Data records:

┄┄┄┄┄┄

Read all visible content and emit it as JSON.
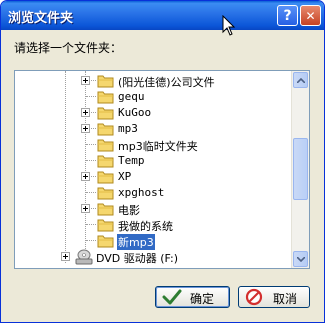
{
  "window": {
    "title": "浏览文件夹",
    "help_glyph": "?",
    "close_glyph": "✕"
  },
  "prompt": "请选择一个文件夹：",
  "tree": {
    "items": [
      {
        "label": "(阳光佳德)公司文件",
        "has_children": true
      },
      {
        "label": "gequ",
        "has_children": false
      },
      {
        "label": "KuGoo",
        "has_children": true
      },
      {
        "label": "mp3",
        "has_children": true
      },
      {
        "label": "mp3临时文件夹",
        "has_children": false
      },
      {
        "label": "Temp",
        "has_children": false
      },
      {
        "label": "XP",
        "has_children": true
      },
      {
        "label": "xpghost",
        "has_children": false
      },
      {
        "label": "电影",
        "has_children": true
      },
      {
        "label": "我做的系统",
        "has_children": false
      },
      {
        "label": "新mp3",
        "has_children": false,
        "selected": true
      }
    ],
    "drive": {
      "label": "DVD 驱动器 (F:)",
      "icon": "dvd-drive-icon"
    }
  },
  "buttons": {
    "ok_label": "确定",
    "cancel_label": "取消"
  },
  "colors": {
    "titlebar": "#0b56d8",
    "selection": "#316ac5",
    "folder": "#f5d76e"
  }
}
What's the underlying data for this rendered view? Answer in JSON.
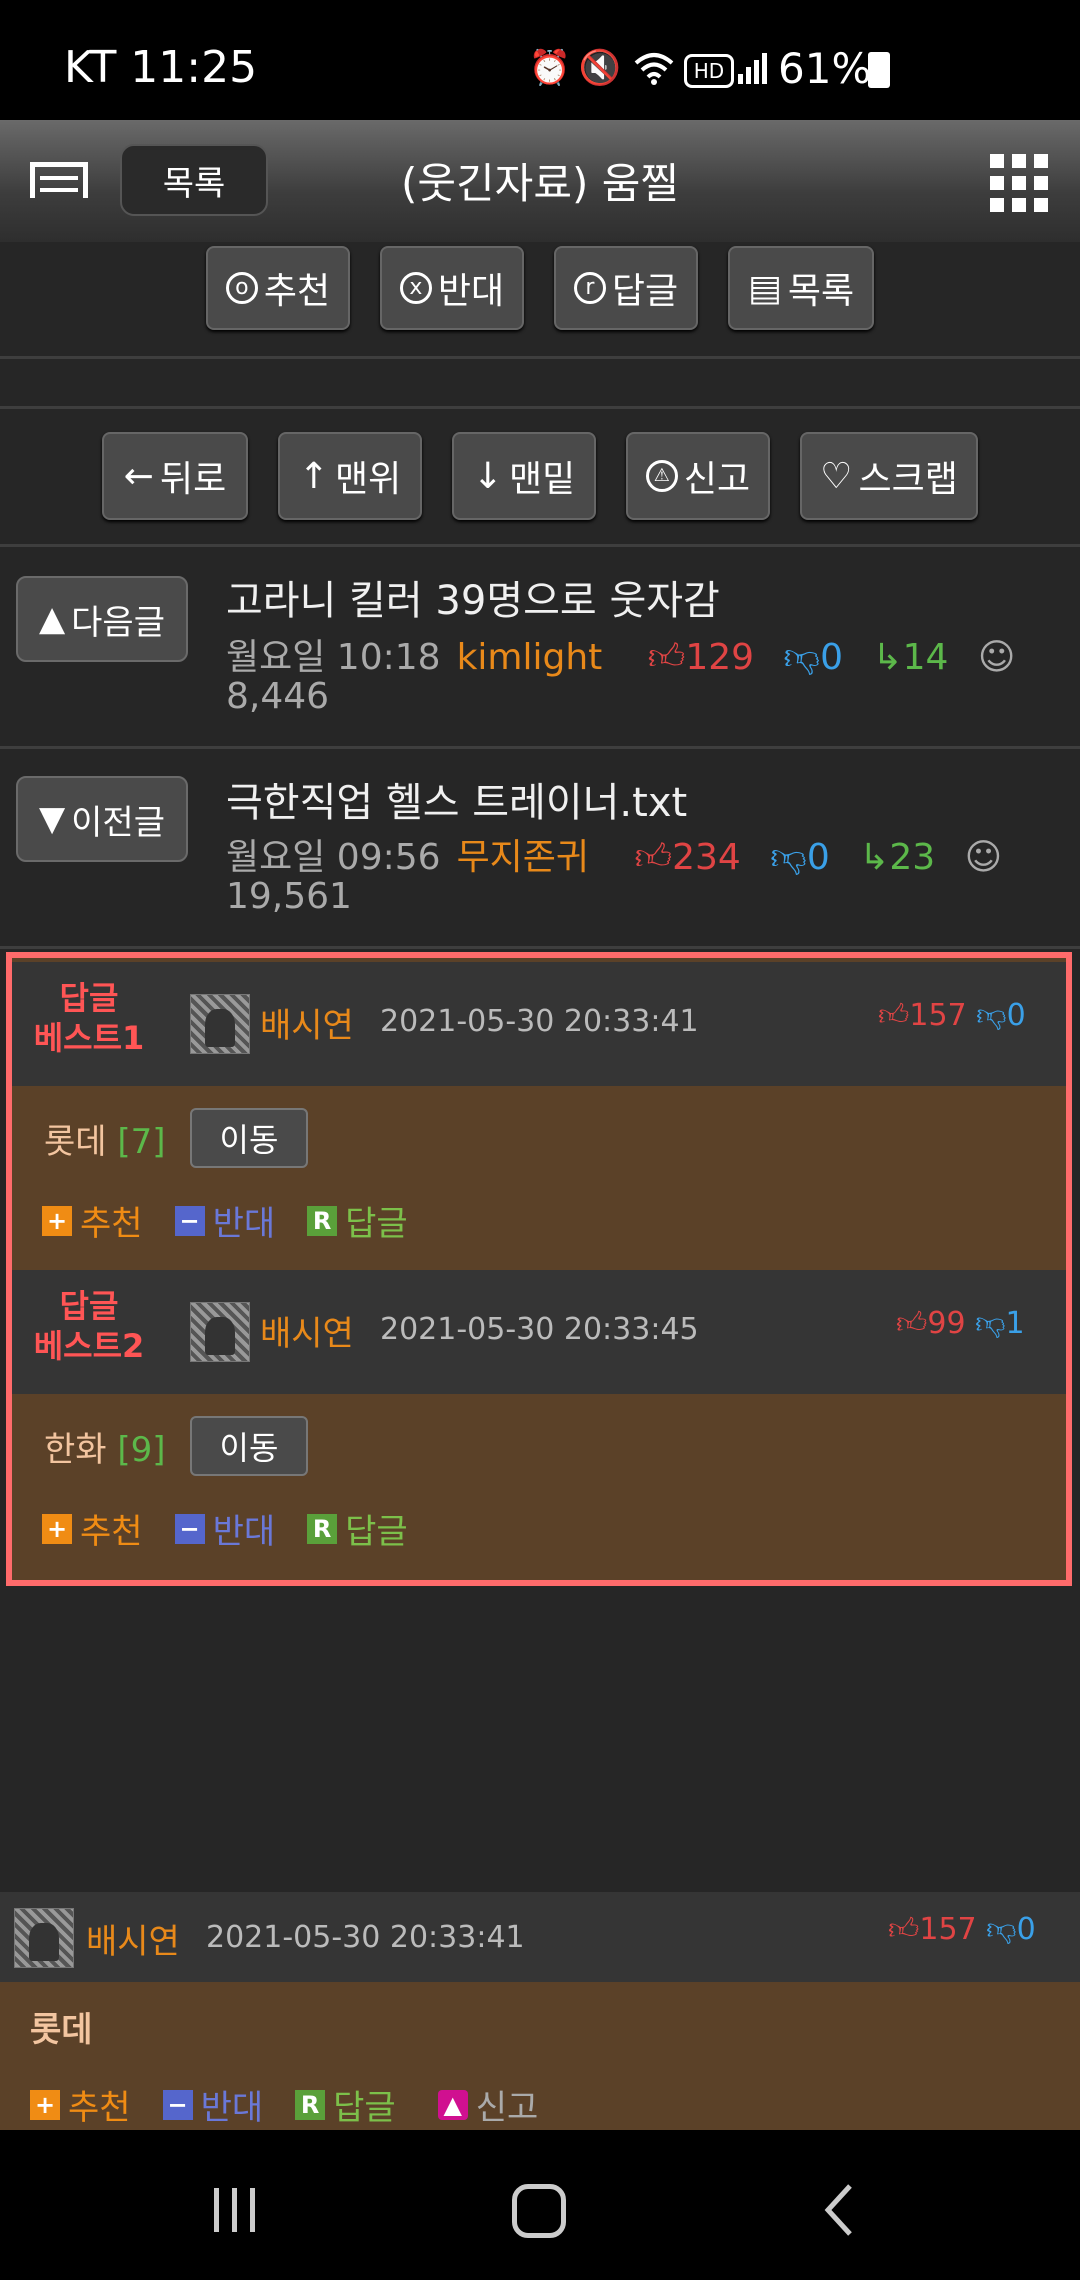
{
  "status": {
    "carrier_time": "KT 11:25",
    "battery": "61%"
  },
  "header": {
    "list_button": "목록",
    "title": "(웃긴자료)  움찔"
  },
  "top_actions": [
    {
      "icon": "o",
      "label": "추천"
    },
    {
      "icon": "x",
      "label": "반대"
    },
    {
      "icon": "r",
      "label": "답글"
    },
    {
      "icon": "list",
      "label": "목록"
    }
  ],
  "nav_actions": [
    {
      "icon": "←",
      "label": "뒤로"
    },
    {
      "icon": "↑",
      "label": "맨위"
    },
    {
      "icon": "↓",
      "label": "맨밑"
    },
    {
      "icon": "report",
      "label": "신고"
    },
    {
      "icon": "♡",
      "label": "스크랩"
    }
  ],
  "next_post": {
    "button": "다음글",
    "title": "고라니 킬러 39명으로 웃자감",
    "time": "월요일 10:18",
    "author": "kimlight",
    "up": "129",
    "down": "0",
    "replies": "14",
    "views": "8,446"
  },
  "prev_post": {
    "button": "이전글",
    "title": "극한직업 헬스 트레이너.txt",
    "time": "월요일 09:56",
    "author": "무지존귀",
    "up": "234",
    "down": "0",
    "replies": "23",
    "views": "19,561"
  },
  "best_replies": [
    {
      "label_line1": "답글",
      "label_line2": "베스트1",
      "author": "배시연",
      "date": "2021-05-30 20:33:41",
      "up": "157",
      "down": "0",
      "text": "롯데",
      "count": "[7]",
      "move": "이동"
    },
    {
      "label_line1": "답글",
      "label_line2": "베스트2",
      "author": "배시연",
      "date": "2021-05-30 20:33:45",
      "up": "99",
      "down": "1",
      "text": "한화",
      "count": "[9]",
      "move": "이동"
    }
  ],
  "reply_actions": {
    "recommend": "추천",
    "oppose": "반대",
    "reply": "답글",
    "report": "신고"
  },
  "comment": {
    "author": "배시연",
    "date": "2021-05-30 20:33:41",
    "up": "157",
    "down": "0",
    "text": "롯데"
  },
  "colors": {
    "accent_orange": "#e8891a",
    "upvote": "#e04444",
    "downvote": "#3aa0e8",
    "highlight_border": "#ff6b6b",
    "reply_bg": "#5b4128"
  }
}
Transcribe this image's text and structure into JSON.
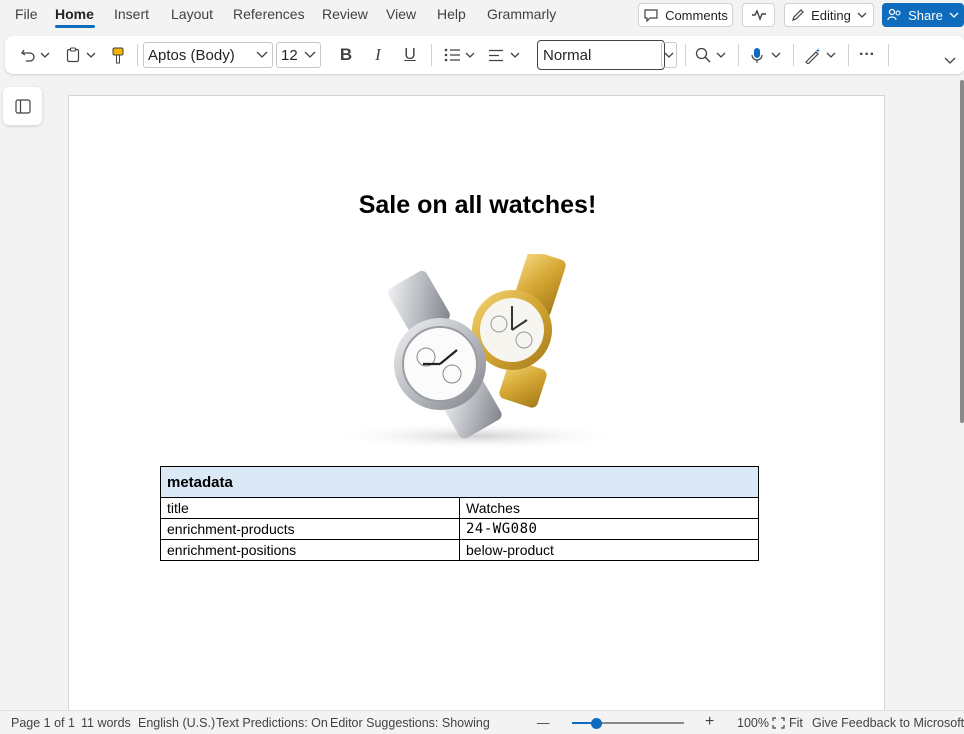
{
  "menu": {
    "items": [
      "File",
      "Home",
      "Insert",
      "Layout",
      "References",
      "Review",
      "View",
      "Help",
      "Grammarly"
    ],
    "active": "Home"
  },
  "top_actions": {
    "comments_label": "Comments",
    "editing_label": "Editing",
    "share_label": "Share"
  },
  "ribbon": {
    "font_name": "Aptos (Body)",
    "font_size": "12",
    "style": "Normal",
    "bold_label": "B",
    "italic_label": "I",
    "underline_label": "U",
    "more_label": "···"
  },
  "document": {
    "title": "Sale on all watches!",
    "table": {
      "header": "metadata",
      "rows": [
        {
          "key": "title",
          "value": "Watches"
        },
        {
          "key": "enrichment-products",
          "value": "24-WG080"
        },
        {
          "key": "enrichment-positions",
          "value": "below-product"
        }
      ]
    }
  },
  "status": {
    "page": "Page 1 of 1",
    "words": "11 words",
    "language": "English (U.S.)",
    "text_predictions": "Text Predictions: On",
    "editor_suggestions": "Editor Suggestions: Showing",
    "zoom_minus": "—",
    "zoom_plus": "+",
    "zoom_level": "100%",
    "zoom_fraction": 0.22,
    "fit_label": "Fit",
    "feedback": "Give Feedback to Microsoft"
  },
  "colors": {
    "accent": "#0f6cbd",
    "table_header_bg": "#dbe9f7",
    "watch_gold": "#d4a531",
    "watch_silver": "#c9ccd0"
  }
}
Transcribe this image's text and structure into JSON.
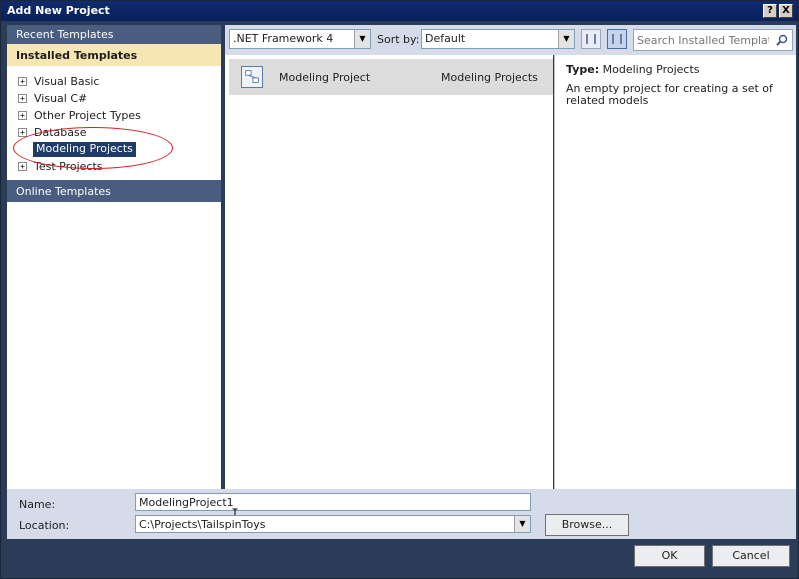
{
  "window": {
    "title": "Add New Project",
    "help_label": "?",
    "close_label": "X"
  },
  "sidebar": {
    "recent_label": "Recent Templates",
    "installed_label": "Installed Templates",
    "online_label": "Online Templates",
    "items": [
      {
        "label": "Visual Basic",
        "expander": "+"
      },
      {
        "label": "Visual C#",
        "expander": "+"
      },
      {
        "label": "Other Project Types",
        "expander": "+"
      },
      {
        "label": "Database",
        "expander": "+"
      },
      {
        "label": "Modeling Projects",
        "expander": ""
      },
      {
        "label": "Test Projects",
        "expander": "+"
      }
    ],
    "selected_item": "Modeling Projects"
  },
  "toolbar": {
    "framework_value": ".NET Framework 4",
    "sort_label": "Sort by:",
    "sort_value": "Default",
    "search_placeholder": "Search Installed Templates"
  },
  "templates": [
    {
      "name": "Modeling Project",
      "type": "Modeling Projects"
    }
  ],
  "description": {
    "type_key": "Type:",
    "type_value": "Modeling Projects",
    "text": "An empty project for creating a set of related models"
  },
  "form": {
    "name_label": "Name:",
    "name_value": "ModelingProject1",
    "location_label": "Location:",
    "location_value": "C:\\Projects\\TailspinToys",
    "browse_label": "Browse..."
  },
  "footer": {
    "ok_label": "OK",
    "cancel_label": "Cancel"
  },
  "colors": {
    "selection": "#1f3b69",
    "installed_header": "#f6e6b4",
    "annotation": "#d32020"
  },
  "icons": {
    "template_icon": "modeling-project-icon",
    "search": "search-icon",
    "dropdown": "chevron-down-icon"
  }
}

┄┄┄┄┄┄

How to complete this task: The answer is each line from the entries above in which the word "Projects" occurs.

Written answer:
        "label": "Modeling Projects",
        "label": "Test Projects",
    "selected_item": "Modeling Projects"
      "type": "Modeling Projects"
    "type_value": "Modeling Projects",
    "location_value": "C:\\Projects\\TailspinToys",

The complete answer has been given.